|US20080048139 *||Aug 22, 2006||Feb 28, 2008||Whitby Melvyn F||Dual-cylinder blowout preventer operator system|
|US20080048140 *||Aug 22, 2006||Feb 28, 2008||Whitby Melvyn F||Fluid saving blowout preventer operator system|
|US20080265188 *||Apr 27, 2007||Oct 30, 2008||Frank Benjamin Springett||Ram locking blowout preventer|
|US20090183880 *||Jul 23, 2009||Scott Delbridge||Blowout preventer having modified hydraulic operator|
|US20100243077 *||Jun 23, 2008||Sep 30, 2010||Vetco Gray Scandinavia As||Sub sea actuator|
|US20100243926 *||Sep 30, 2010||National Oilwell Varco||Blowout preventer with ram socketing|
|US20110000670 *||Sep 16, 2010||Jan 6, 2011||National Oilwell Varco, L.P.||Blowout preventers and methods of use|
|US20110226475 *||Sep 22, 2011||National Oilwell Varco, L.P.||System and method for severing a tubular|

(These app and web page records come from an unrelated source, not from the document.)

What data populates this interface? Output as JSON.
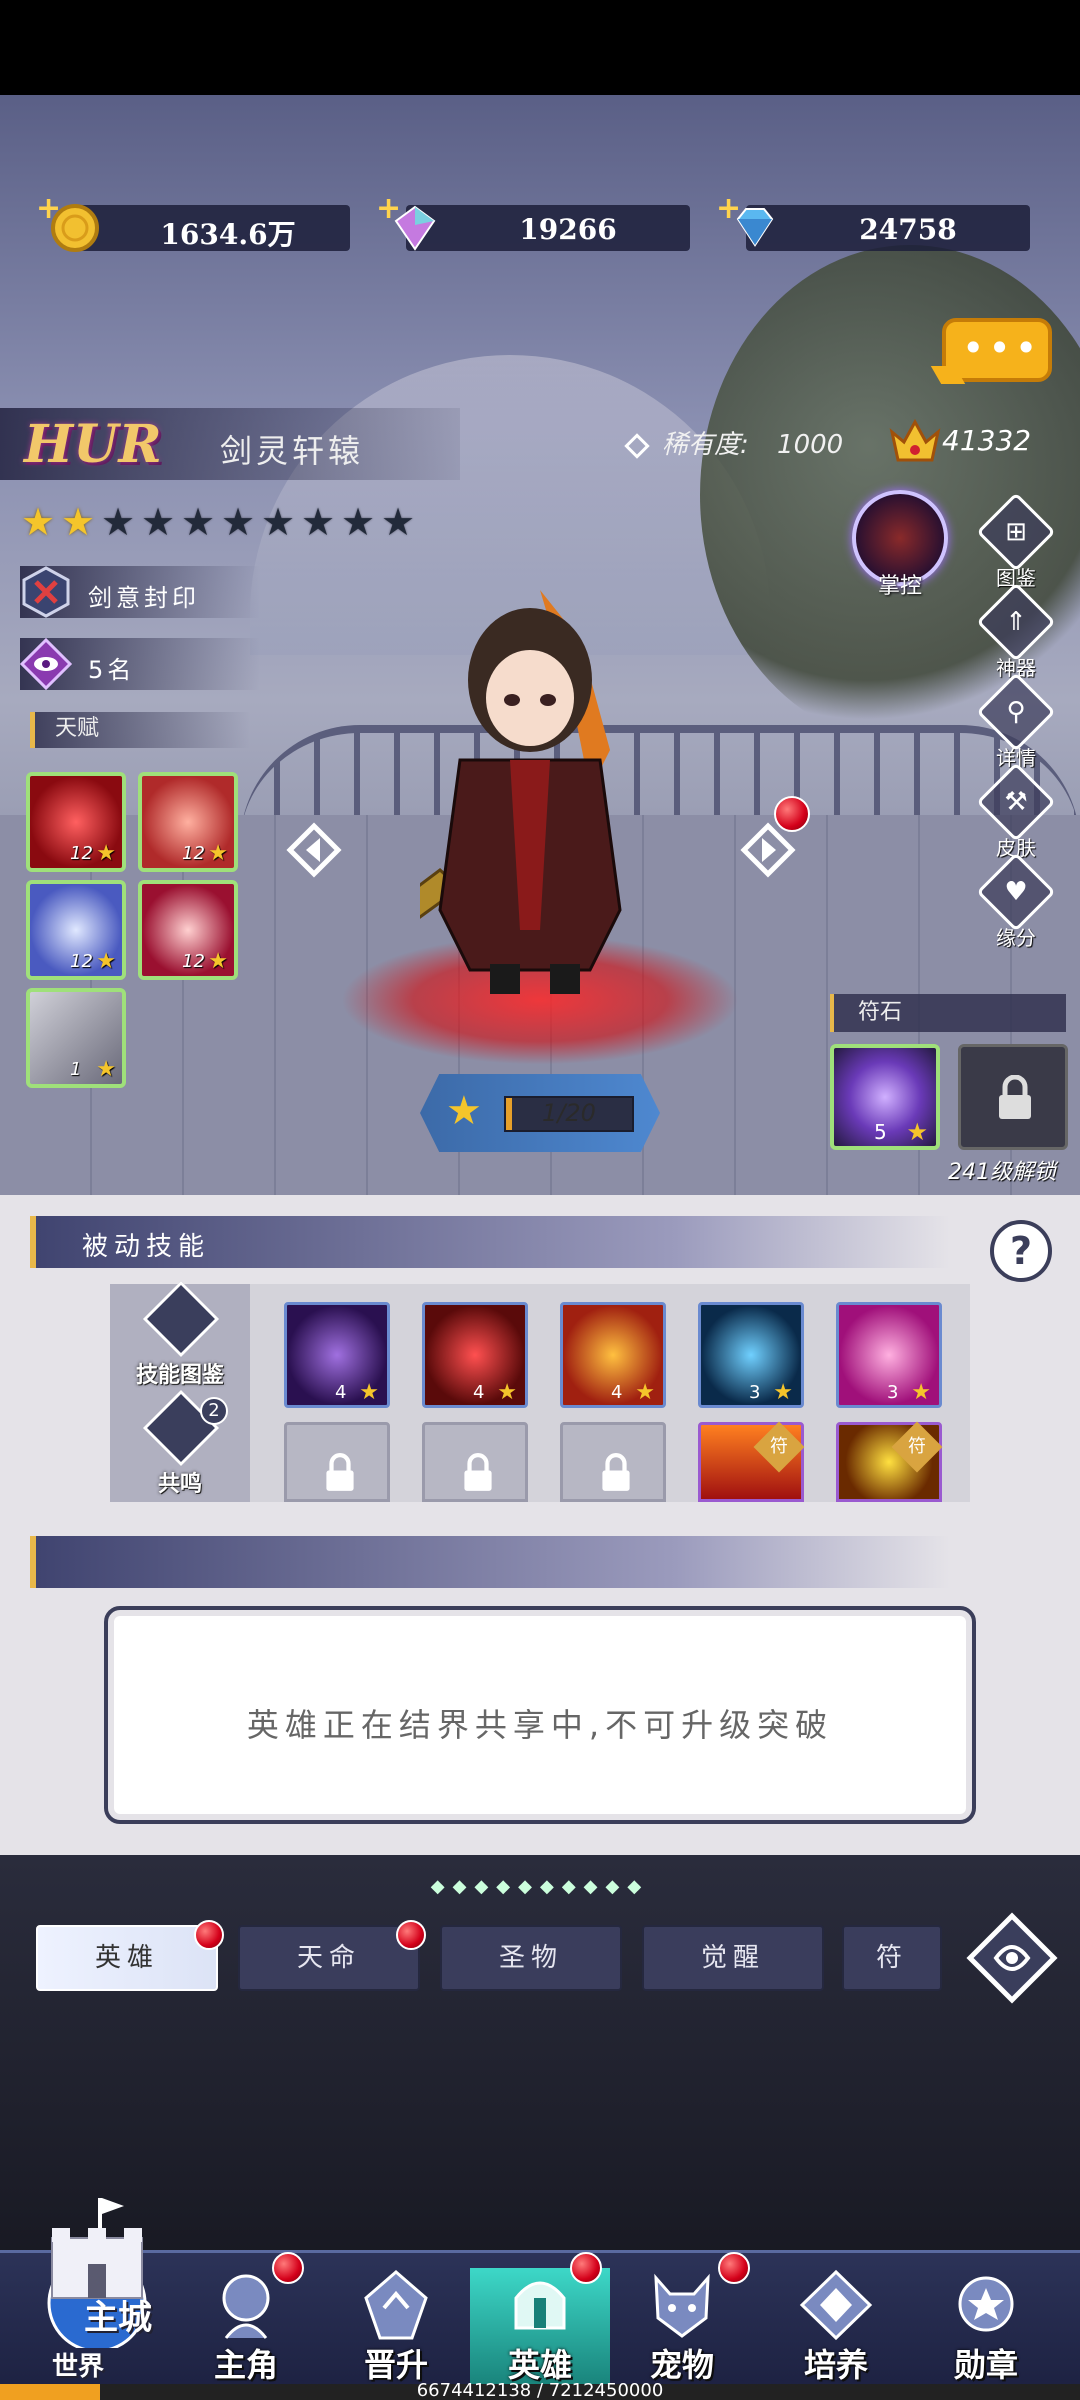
{
  "currency": [
    {
      "icon": "gold-coin-icon",
      "value": "1634.6万"
    },
    {
      "icon": "rainbow-gem-icon",
      "value": "19266"
    },
    {
      "icon": "blue-diamond-icon",
      "value": "24758"
    }
  ],
  "hero": {
    "rank": "HUR",
    "name": "剑灵轩辕",
    "rarity_label": "稀有度:",
    "rarity_value": "1000",
    "power": "41332",
    "stars_lit": 2,
    "stars_total": 10,
    "seal": "剑意封印",
    "rank_place": "5名",
    "talent_title": "天赋",
    "talent_skills": [
      {
        "level": "12",
        "color": "#c0202a"
      },
      {
        "level": "12",
        "color": "#d84a4a"
      },
      {
        "level": "12",
        "color": "#5a6ad0"
      },
      {
        "level": "12",
        "color": "#b02040"
      },
      {
        "level": "1",
        "color": "#8a8a9a"
      }
    ],
    "exp": "1/20",
    "exp_fraction": 0.05,
    "control_label": "掌控"
  },
  "right_menu": [
    {
      "icon": "book-icon",
      "label": "图鉴"
    },
    {
      "icon": "artifact-icon",
      "label": "神器"
    },
    {
      "icon": "magnify-icon",
      "label": "详情"
    },
    {
      "icon": "shirt-icon",
      "label": "皮肤"
    },
    {
      "icon": "heart-icon",
      "label": "缘分"
    }
  ],
  "rune": {
    "title": "符石",
    "level": "5",
    "unlock_text": "241级解锁"
  },
  "passive": {
    "title": "被动技能",
    "side_buttons": [
      "技能图鉴",
      "共鸣"
    ],
    "resonance_badge": "2",
    "skills": [
      {
        "level": "4",
        "color": "#5a2a9a"
      },
      {
        "level": "4",
        "color": "#8a1a1a"
      },
      {
        "level": "4",
        "color": "#c04a10"
      },
      {
        "level": "3",
        "color": "#1a5a8a"
      },
      {
        "level": "3",
        "color": "#c0309a"
      }
    ],
    "second_row_badge": "符"
  },
  "message": "英雄正在结界共享中,不可升级突破",
  "tabs": [
    "英雄",
    "天命",
    "圣物",
    "觉醒",
    "符"
  ],
  "nav": {
    "city_top": "主城",
    "city_bottom": "世界",
    "items": [
      "主角",
      "晋升",
      "英雄",
      "宠物",
      "培养",
      "勋章"
    ]
  },
  "progress": {
    "text": "6674412138 / 7212450000",
    "fraction": 0.0925
  },
  "colors": {
    "accent_gold": "#f5c52b",
    "dot_red": "#d4001a",
    "nav_active": "#3dd8c8"
  }
}
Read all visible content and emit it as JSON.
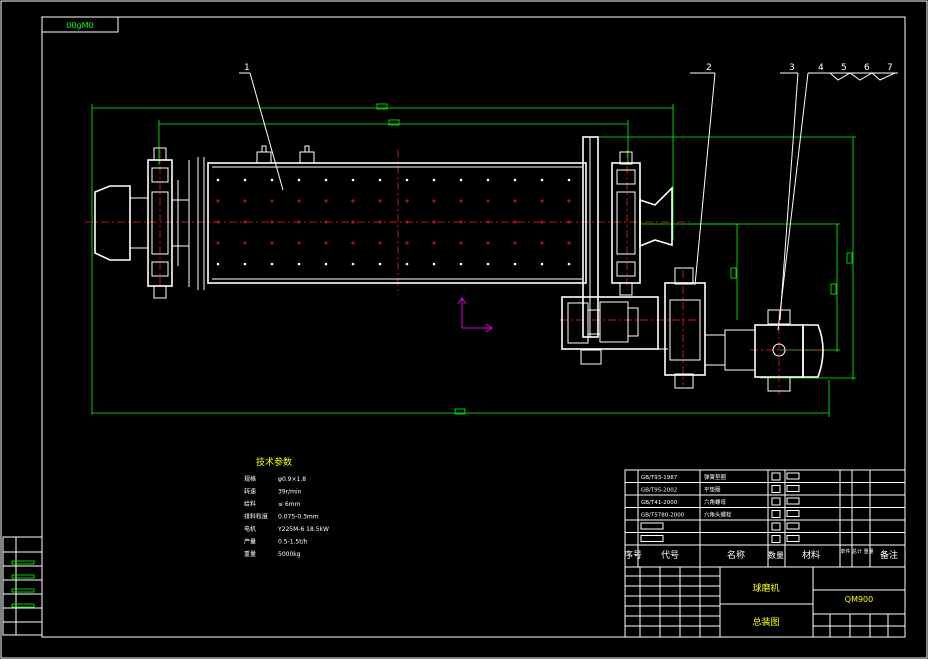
{
  "drawing_code_top": "00ɡM0",
  "callouts": [
    "1",
    "2",
    "3",
    "4",
    "5",
    "6",
    "7"
  ],
  "tech_params": {
    "title": "技术参数",
    "rows": [
      {
        "label": "规格",
        "value": "φ0.9×1.8"
      },
      {
        "label": "转速",
        "value": "39r/min"
      },
      {
        "label": "给料",
        "value": "≤ 6mm"
      },
      {
        "label": "排料粒度",
        "value": "0.075-0.3mm"
      },
      {
        "label": "电机",
        "value": "Y225M-6  18.5kW"
      },
      {
        "label": "产量",
        "value": "0.5-1.5t/h"
      },
      {
        "label": "重量",
        "value": "5000kg"
      }
    ]
  },
  "parts_list": [
    {
      "no": "",
      "code": "GB/T93-1987",
      "name": "弹簧垫圈",
      "qty": "",
      "material": ""
    },
    {
      "no": "",
      "code": "GB/T95-2002",
      "name": "平垫圈",
      "qty": "",
      "material": ""
    },
    {
      "no": "",
      "code": "GB/T41-2000",
      "name": "六角螺母",
      "qty": "",
      "material": ""
    },
    {
      "no": "",
      "code": "GB/T5780-2000",
      "name": "六角头螺栓",
      "qty": "",
      "material": ""
    },
    {
      "no": "",
      "code": "",
      "name": "",
      "qty": "",
      "material": ""
    },
    {
      "no": "",
      "code": "",
      "name": "",
      "qty": "",
      "material": ""
    }
  ],
  "header_row": {
    "no": "序号",
    "code": "代号",
    "name": "名称",
    "qty": "数量",
    "material": "材料",
    "weight": "单件 总计 重量",
    "remark": "备注"
  },
  "title_block": {
    "product_name": "球磨机",
    "drawing_name": "总装图",
    "drawing_code": "QM900"
  },
  "colors": {
    "outline": "#ffffff",
    "dimension": "#00ff00",
    "centerline": "#ff2020",
    "marker": "#e000e0",
    "text": "#ffff00"
  }
}
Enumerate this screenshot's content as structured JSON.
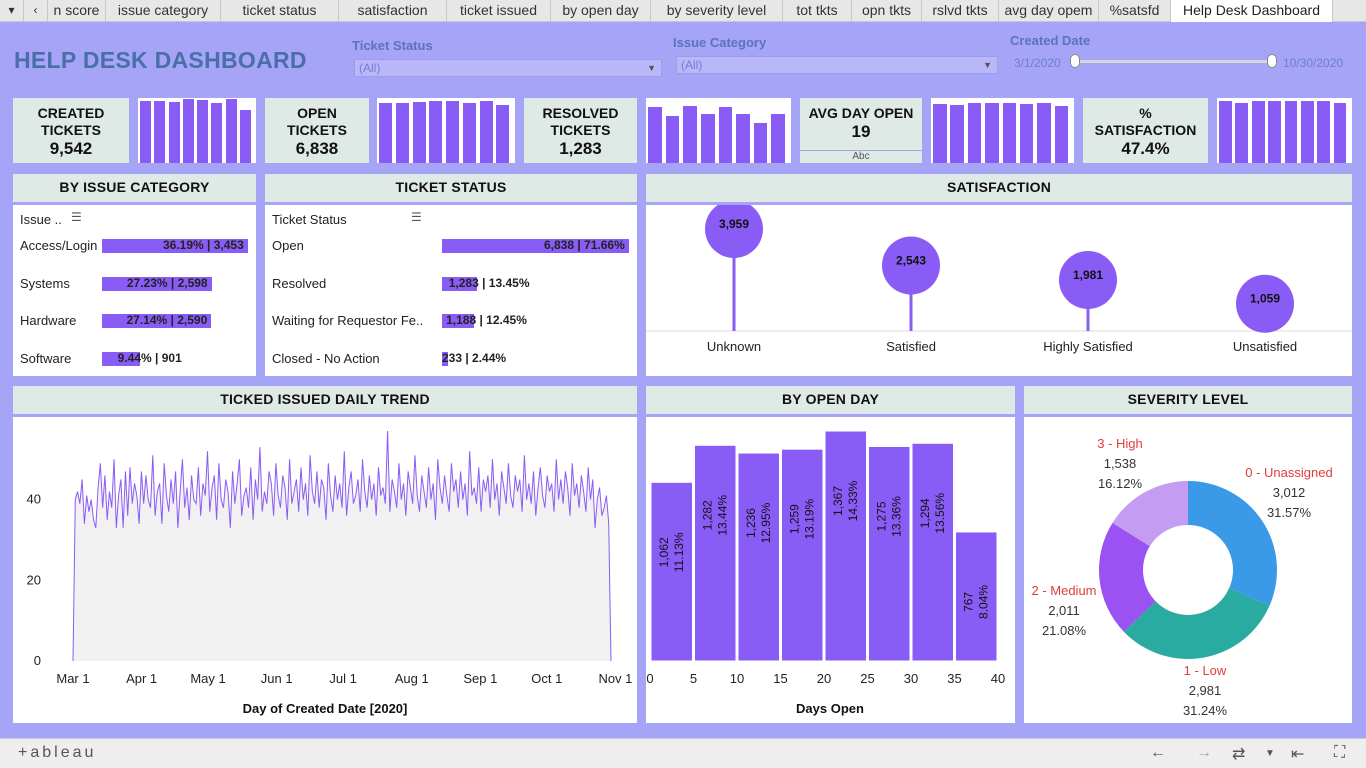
{
  "tabs": {
    "controls": [
      "▾",
      "‹"
    ],
    "items": [
      "n score",
      "issue category",
      "ticket status",
      "satisfaction",
      "ticket issued",
      "by open day",
      "by severity level",
      "tot tkts",
      "opn tkts",
      "rslvd tkts",
      "avg day opem",
      "%satsfd",
      "Help Desk Dashboard"
    ],
    "active": "Help Desk Dashboard"
  },
  "title": "HELP DESK DASHBOARD",
  "filters": {
    "ticket_status": {
      "label": "Ticket Status",
      "value": "(All)"
    },
    "issue_category": {
      "label": "Issue Category",
      "value": "(All)"
    },
    "created_date": {
      "label": "Created Date",
      "start": "3/1/2020",
      "end": "10/30/2020"
    }
  },
  "kpis": {
    "created": {
      "label1": "CREATED",
      "label2": "TICKETS",
      "value": "9,542"
    },
    "open": {
      "label1": "OPEN",
      "label2": "TICKETS",
      "value": "6,838"
    },
    "resolved": {
      "label1": "RESOLVED",
      "label2": "TICKETS",
      "value": "1,283"
    },
    "avg": {
      "label1": "AVG DAY OPEN",
      "value": "19",
      "sub": "Abc"
    },
    "satisfaction": {
      "label1": "%",
      "label2": "SATISFACTION",
      "value": "47.4%"
    }
  },
  "sparklines": {
    "created": [
      0.95,
      0.95,
      0.94,
      0.98,
      0.97,
      0.92,
      0.98,
      0.82
    ],
    "open": [
      0.92,
      0.92,
      0.94,
      0.95,
      0.95,
      0.93,
      0.95,
      0.9
    ],
    "resolved": [
      0.86,
      0.72,
      0.88,
      0.76,
      0.86,
      0.76,
      0.62,
      0.76
    ],
    "satisfaction": [
      0.95,
      0.93,
      0.96,
      0.96,
      0.96,
      0.95,
      0.96,
      0.92
    ]
  },
  "issue_category": {
    "title": "BY ISSUE CATEGORY",
    "col_header": "Issue ..",
    "rows": [
      {
        "name": "Access/Login",
        "pct": 36.19,
        "label": "36.19% | 3,453"
      },
      {
        "name": "Systems",
        "pct": 27.23,
        "label": "27.23% | 2,598"
      },
      {
        "name": "Hardware",
        "pct": 27.14,
        "label": "27.14% | 2,590"
      },
      {
        "name": "Software",
        "pct": 9.44,
        "label": "9.44% | 901"
      }
    ]
  },
  "ticket_status": {
    "title": "TICKET STATUS",
    "col_header": "Ticket Status",
    "rows": [
      {
        "name": "Open",
        "pct": 71.66,
        "label": "6,838 | 71.66%"
      },
      {
        "name": "Resolved",
        "pct": 13.45,
        "label": "1,283 | 13.45%"
      },
      {
        "name": "Waiting for Requestor Fe..",
        "pct": 12.45,
        "label": "1,188 | 12.45%"
      },
      {
        "name": "Closed - No Action",
        "pct": 2.44,
        "label": "233 | 2.44%"
      }
    ]
  },
  "satisfaction": {
    "title": "SATISFACTION",
    "items": [
      {
        "name": "Unknown",
        "value": 3959,
        "label": "3,959"
      },
      {
        "name": "Satisfied",
        "value": 2543,
        "label": "2,543"
      },
      {
        "name": "Highly Satisfied",
        "value": 1981,
        "label": "1,981"
      },
      {
        "name": "Unsatisfied",
        "value": 1059,
        "label": "1,059"
      }
    ]
  },
  "chart_data": [
    {
      "type": "line",
      "title": "TICKED ISSUED DAILY TREND",
      "xlabel": "Day of Created Date [2020]",
      "ylabel": "",
      "x_ticks": [
        "Mar 1",
        "Apr 1",
        "May 1",
        "Jun 1",
        "Jul 1",
        "Aug 1",
        "Sep 1",
        "Oct 1",
        "Nov 1"
      ],
      "y_ticks": [
        0,
        20,
        40
      ],
      "ylim": [
        0,
        58
      ],
      "x_range": [
        "2020-03-01",
        "2020-10-30"
      ],
      "values": [
        0,
        40,
        42,
        39,
        45,
        34,
        41,
        37,
        40,
        35,
        33,
        43,
        49,
        38,
        46,
        35,
        42,
        38,
        50,
        33,
        41,
        45,
        33,
        47,
        36,
        48,
        39,
        44,
        41,
        34,
        47,
        39,
        46,
        40,
        38,
        51,
        36,
        42,
        44,
        34,
        49,
        41,
        37,
        45,
        39,
        47,
        33,
        42,
        50,
        38,
        43,
        35,
        46,
        40,
        39,
        48,
        36,
        44,
        41,
        52,
        37,
        43,
        46,
        35,
        49,
        40,
        38,
        45,
        42,
        33,
        47,
        39,
        44,
        50,
        36,
        41,
        43,
        38,
        48,
        35,
        45,
        40,
        53,
        37,
        42,
        39,
        47,
        44,
        36,
        49,
        41,
        38,
        46,
        43,
        35,
        50,
        39,
        42,
        45,
        37,
        48,
        40,
        44,
        36,
        51,
        42,
        39,
        47,
        38,
        45,
        43,
        35,
        49,
        41,
        37,
        46,
        40,
        44,
        38,
        52,
        36,
        43,
        47,
        39,
        41,
        45,
        37,
        50,
        42,
        38,
        46,
        40,
        44,
        36,
        48,
        41,
        43,
        39,
        57,
        37,
        45,
        42,
        38,
        49,
        40,
        44,
        36,
        47,
        43,
        39,
        51,
        41,
        37,
        46,
        42,
        38,
        48,
        40,
        44,
        35,
        50,
        43,
        39,
        46,
        41,
        37,
        49,
        42,
        45,
        38,
        47,
        40,
        44,
        36,
        52,
        41,
        43,
        39,
        48,
        37,
        45,
        42,
        46,
        38,
        50,
        40,
        44,
        36,
        47,
        43,
        39,
        49,
        41,
        38,
        46,
        42,
        45,
        37,
        51,
        40,
        44,
        39,
        47,
        36,
        43,
        48,
        41,
        38,
        46,
        42,
        44,
        37,
        50,
        40,
        45,
        39,
        47,
        43,
        36,
        49,
        41,
        44,
        38,
        46,
        42,
        37,
        48,
        40,
        45,
        33,
        40,
        43,
        36,
        38,
        41,
        34,
        0
      ]
    },
    {
      "type": "bar",
      "title": "BY OPEN DAY",
      "xlabel": "Days Open",
      "x_ticks": [
        0,
        5,
        10,
        15,
        20,
        25,
        30,
        35,
        40
      ],
      "bins": [
        [
          0,
          5
        ],
        [
          5,
          10
        ],
        [
          10,
          15
        ],
        [
          15,
          20
        ],
        [
          20,
          25
        ],
        [
          25,
          30
        ],
        [
          30,
          35
        ],
        [
          35,
          40
        ]
      ],
      "values": [
        1062,
        1282,
        1236,
        1259,
        1367,
        1275,
        1294,
        767
      ],
      "labels": [
        "1,062",
        "1,282",
        "1,236",
        "1,259",
        "1,367",
        "1,275",
        "1,294",
        "767"
      ],
      "percents": [
        "11.13%",
        "13.44%",
        "12.95%",
        "13.19%",
        "14.33%",
        "13.36%",
        "13.56%",
        "8.04%"
      ]
    },
    {
      "type": "pie",
      "title": "SEVERITY LEVEL",
      "slices": [
        {
          "name": "0 - Unassigned",
          "value": 3012,
          "label": "3,012",
          "pct": "31.57%",
          "color": "#3a9ae8"
        },
        {
          "name": "1 - Low",
          "value": 2981,
          "label": "2,981",
          "pct": "31.24%",
          "color": "#2aaba1"
        },
        {
          "name": "2 - Medium",
          "value": 2011,
          "label": "2,011",
          "pct": "21.08%",
          "color": "#9a52f2"
        },
        {
          "name": "3 - High",
          "value": 1538,
          "label": "1,538",
          "pct": "16.12%",
          "color": "#c49cf2"
        }
      ]
    }
  ],
  "footer": {
    "logo": "+ableau"
  },
  "colors": {
    "accent": "#8a5cf6",
    "background": "#a6a4f7",
    "header": "#dfe9e5",
    "title": "#4a6fa8",
    "severity_label": "#e03c3c"
  }
}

|WO2008024264A2 *||Aug 15, 2007||Feb 28, 2008||Cameron International Corporation||Fluid saving blowout preventer operator system|
|WO2008024265A2 *||Aug 15, 2007||Feb 28, 2008||Cameron International Corporation||Dual-cylinder blowout preventer operator system|
|WO2011148190A2||May 27, 2011||Dec 1, 2011||National Oilwell Varco, L.P.||Tubular severing system and method of using same|
|WO2011148191A2||May 27, 2011||Dec 1, 2011||National Oilwell Varco, L.P.||Tubular severing system and method of using same|
|WO2011148192A2||May 27, 2011||Dec 1, 2011||National Oilwell Varco, L.P.||System and method for severing a tubular|
|U.S. Classification||251/1.3, 92/110, 92/117.00R, 92/146|
|Aug 9, 1988||REMI||Maintenance fee reminder mailed|
|Jan 8, 1989||LAPS||Lapse for failure to pay maintenance fees|
|Mar 28, 1989||FP||Expired due to failure to pay maintenance fee|
Effective date: 19890108